*What you have to do*. Lift out all lines below that contain "icon".

*The data*.
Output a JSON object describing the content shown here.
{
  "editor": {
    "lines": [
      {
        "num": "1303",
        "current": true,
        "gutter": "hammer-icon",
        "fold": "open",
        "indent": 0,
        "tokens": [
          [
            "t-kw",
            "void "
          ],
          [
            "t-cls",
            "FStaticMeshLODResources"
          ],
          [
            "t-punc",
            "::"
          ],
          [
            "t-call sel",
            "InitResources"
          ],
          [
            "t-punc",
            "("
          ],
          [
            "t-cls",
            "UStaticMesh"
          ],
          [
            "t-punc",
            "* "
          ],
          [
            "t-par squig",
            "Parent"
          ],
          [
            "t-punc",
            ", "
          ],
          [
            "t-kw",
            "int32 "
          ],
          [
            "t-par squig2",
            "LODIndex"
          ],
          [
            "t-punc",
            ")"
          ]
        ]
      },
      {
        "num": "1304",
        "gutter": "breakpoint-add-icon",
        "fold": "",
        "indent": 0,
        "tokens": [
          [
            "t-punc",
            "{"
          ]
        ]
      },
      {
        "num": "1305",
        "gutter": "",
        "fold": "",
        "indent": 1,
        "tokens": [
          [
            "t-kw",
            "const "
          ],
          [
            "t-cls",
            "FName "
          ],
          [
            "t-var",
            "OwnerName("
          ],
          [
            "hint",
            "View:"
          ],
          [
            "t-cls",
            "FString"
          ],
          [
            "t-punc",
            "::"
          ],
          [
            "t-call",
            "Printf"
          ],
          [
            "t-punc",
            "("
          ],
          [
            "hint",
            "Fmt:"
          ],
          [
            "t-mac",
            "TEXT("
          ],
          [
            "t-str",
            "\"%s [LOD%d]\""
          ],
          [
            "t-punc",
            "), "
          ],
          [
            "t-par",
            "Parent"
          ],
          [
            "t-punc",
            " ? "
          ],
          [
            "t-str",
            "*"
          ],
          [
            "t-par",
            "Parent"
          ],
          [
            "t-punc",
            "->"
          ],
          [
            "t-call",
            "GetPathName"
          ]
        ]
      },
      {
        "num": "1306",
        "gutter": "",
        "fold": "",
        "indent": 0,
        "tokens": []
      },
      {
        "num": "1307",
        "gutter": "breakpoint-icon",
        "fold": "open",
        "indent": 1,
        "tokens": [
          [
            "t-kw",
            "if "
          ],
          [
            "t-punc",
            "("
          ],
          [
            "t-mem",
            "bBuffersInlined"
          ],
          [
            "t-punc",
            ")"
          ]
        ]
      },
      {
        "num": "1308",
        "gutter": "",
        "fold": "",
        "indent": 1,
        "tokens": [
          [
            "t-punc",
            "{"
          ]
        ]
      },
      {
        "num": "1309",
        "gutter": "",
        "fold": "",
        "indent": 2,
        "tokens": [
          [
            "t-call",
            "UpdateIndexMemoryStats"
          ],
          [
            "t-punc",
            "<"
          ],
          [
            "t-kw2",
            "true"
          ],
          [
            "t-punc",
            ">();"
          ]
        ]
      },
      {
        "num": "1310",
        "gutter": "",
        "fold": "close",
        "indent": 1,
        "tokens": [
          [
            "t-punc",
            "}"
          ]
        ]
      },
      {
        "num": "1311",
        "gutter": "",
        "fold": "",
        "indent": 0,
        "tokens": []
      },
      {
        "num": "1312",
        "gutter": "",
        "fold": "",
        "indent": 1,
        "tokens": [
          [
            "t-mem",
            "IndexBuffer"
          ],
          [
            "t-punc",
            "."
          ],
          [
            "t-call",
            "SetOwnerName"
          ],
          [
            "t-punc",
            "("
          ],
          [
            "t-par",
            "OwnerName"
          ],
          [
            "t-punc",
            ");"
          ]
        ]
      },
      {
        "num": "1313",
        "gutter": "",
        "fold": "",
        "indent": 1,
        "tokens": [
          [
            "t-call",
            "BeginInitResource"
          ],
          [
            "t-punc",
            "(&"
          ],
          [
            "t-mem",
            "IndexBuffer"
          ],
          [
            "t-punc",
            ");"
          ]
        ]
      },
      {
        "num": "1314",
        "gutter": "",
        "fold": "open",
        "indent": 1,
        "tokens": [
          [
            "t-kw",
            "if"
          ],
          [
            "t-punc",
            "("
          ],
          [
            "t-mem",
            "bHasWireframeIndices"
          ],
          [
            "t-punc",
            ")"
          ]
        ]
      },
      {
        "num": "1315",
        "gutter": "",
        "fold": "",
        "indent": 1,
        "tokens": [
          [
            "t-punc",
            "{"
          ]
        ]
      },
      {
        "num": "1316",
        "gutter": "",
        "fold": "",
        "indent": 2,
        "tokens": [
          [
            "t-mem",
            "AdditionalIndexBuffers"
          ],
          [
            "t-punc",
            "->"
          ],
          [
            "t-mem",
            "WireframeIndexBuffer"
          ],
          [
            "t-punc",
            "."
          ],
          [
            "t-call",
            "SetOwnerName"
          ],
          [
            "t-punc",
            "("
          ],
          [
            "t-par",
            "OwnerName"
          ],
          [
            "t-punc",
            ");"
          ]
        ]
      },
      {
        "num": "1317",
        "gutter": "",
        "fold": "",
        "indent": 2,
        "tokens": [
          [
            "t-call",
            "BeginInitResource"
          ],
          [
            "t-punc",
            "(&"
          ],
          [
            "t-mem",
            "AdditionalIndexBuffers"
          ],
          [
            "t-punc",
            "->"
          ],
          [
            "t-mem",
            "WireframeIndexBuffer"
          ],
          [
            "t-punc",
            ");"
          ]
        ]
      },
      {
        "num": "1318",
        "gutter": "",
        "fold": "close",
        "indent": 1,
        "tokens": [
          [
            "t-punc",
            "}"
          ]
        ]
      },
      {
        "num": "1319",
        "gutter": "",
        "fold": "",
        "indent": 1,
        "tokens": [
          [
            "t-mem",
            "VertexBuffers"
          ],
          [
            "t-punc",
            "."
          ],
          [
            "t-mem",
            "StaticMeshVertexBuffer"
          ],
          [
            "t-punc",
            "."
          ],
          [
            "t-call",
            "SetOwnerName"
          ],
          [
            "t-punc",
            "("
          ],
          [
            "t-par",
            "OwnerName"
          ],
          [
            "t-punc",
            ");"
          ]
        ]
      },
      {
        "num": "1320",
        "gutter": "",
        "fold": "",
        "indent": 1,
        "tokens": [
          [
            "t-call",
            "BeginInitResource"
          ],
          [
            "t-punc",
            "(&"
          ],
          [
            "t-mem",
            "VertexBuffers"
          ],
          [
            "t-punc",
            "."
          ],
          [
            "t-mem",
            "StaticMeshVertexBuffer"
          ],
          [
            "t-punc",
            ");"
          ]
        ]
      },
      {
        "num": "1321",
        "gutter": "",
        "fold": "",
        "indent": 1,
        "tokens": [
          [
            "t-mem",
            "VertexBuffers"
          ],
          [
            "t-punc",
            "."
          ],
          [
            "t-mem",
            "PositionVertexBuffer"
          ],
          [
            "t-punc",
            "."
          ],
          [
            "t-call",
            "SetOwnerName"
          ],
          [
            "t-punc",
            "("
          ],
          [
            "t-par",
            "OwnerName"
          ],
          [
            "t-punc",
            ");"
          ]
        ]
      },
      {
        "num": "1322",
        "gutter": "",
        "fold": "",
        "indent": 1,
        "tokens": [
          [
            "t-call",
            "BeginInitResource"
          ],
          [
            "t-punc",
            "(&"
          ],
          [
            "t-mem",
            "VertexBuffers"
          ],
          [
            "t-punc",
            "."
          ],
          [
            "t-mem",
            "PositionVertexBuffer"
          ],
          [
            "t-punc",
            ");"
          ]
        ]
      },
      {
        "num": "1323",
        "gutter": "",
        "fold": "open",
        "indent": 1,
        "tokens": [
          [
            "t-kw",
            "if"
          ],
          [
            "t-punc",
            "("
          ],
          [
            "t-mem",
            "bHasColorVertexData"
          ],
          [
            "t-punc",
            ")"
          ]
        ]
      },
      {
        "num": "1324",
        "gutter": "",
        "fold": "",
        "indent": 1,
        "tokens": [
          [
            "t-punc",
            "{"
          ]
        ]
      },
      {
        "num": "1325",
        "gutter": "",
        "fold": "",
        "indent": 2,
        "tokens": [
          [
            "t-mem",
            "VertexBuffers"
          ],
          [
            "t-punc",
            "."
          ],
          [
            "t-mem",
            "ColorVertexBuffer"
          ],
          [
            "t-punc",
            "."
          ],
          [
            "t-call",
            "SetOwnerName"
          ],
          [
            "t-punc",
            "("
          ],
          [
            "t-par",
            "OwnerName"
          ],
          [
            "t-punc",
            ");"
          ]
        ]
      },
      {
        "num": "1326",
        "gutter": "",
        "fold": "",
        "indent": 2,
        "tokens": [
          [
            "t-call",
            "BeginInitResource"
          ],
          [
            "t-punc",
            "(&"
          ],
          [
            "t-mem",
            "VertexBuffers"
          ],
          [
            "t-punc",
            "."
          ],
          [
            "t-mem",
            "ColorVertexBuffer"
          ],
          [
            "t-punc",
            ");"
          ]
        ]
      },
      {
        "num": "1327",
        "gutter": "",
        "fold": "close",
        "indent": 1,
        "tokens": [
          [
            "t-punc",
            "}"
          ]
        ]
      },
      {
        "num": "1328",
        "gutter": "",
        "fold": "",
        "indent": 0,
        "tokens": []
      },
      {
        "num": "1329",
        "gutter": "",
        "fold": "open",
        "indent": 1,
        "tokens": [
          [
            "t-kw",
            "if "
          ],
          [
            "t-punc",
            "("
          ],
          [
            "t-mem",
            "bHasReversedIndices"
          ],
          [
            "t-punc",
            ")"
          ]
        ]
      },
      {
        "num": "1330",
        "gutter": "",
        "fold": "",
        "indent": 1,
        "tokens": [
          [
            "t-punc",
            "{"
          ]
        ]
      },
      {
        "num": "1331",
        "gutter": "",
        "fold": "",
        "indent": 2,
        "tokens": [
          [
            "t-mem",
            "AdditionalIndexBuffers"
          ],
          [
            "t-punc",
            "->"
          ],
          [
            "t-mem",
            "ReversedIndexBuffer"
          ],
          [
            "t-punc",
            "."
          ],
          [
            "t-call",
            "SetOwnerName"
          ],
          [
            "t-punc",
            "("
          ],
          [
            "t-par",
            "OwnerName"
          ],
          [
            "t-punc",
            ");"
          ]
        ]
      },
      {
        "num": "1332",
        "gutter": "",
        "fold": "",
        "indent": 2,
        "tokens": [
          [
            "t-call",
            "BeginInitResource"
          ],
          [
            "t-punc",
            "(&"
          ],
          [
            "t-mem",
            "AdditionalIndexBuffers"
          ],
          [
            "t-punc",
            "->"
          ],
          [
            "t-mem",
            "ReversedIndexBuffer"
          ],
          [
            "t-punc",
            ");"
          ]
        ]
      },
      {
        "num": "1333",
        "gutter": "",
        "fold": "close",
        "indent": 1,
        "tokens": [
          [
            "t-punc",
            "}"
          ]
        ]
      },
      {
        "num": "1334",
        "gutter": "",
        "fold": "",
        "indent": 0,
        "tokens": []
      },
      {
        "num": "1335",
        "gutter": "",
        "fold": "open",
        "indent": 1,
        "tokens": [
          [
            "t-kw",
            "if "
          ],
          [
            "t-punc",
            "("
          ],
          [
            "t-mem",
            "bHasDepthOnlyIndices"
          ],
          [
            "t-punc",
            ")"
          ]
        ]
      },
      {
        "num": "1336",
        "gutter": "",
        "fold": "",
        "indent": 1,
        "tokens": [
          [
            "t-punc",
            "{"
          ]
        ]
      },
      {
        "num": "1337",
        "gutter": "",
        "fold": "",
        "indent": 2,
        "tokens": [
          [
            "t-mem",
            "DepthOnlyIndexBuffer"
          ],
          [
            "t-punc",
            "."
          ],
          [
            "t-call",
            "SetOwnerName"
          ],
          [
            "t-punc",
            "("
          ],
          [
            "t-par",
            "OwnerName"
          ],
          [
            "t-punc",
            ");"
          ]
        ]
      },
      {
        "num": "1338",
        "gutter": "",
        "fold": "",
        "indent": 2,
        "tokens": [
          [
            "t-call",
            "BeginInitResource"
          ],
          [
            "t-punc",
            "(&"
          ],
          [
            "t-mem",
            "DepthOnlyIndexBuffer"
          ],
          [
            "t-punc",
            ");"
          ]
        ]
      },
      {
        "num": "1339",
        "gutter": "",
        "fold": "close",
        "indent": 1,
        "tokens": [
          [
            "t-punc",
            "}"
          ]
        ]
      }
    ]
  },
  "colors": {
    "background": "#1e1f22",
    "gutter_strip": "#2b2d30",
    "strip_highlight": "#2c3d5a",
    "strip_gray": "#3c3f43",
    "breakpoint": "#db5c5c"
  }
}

*Solution to the problem*.
        "gutter": "hammer-icon",
        "gutter": "breakpoint-add-icon",
        "gutter": "breakpoint-icon",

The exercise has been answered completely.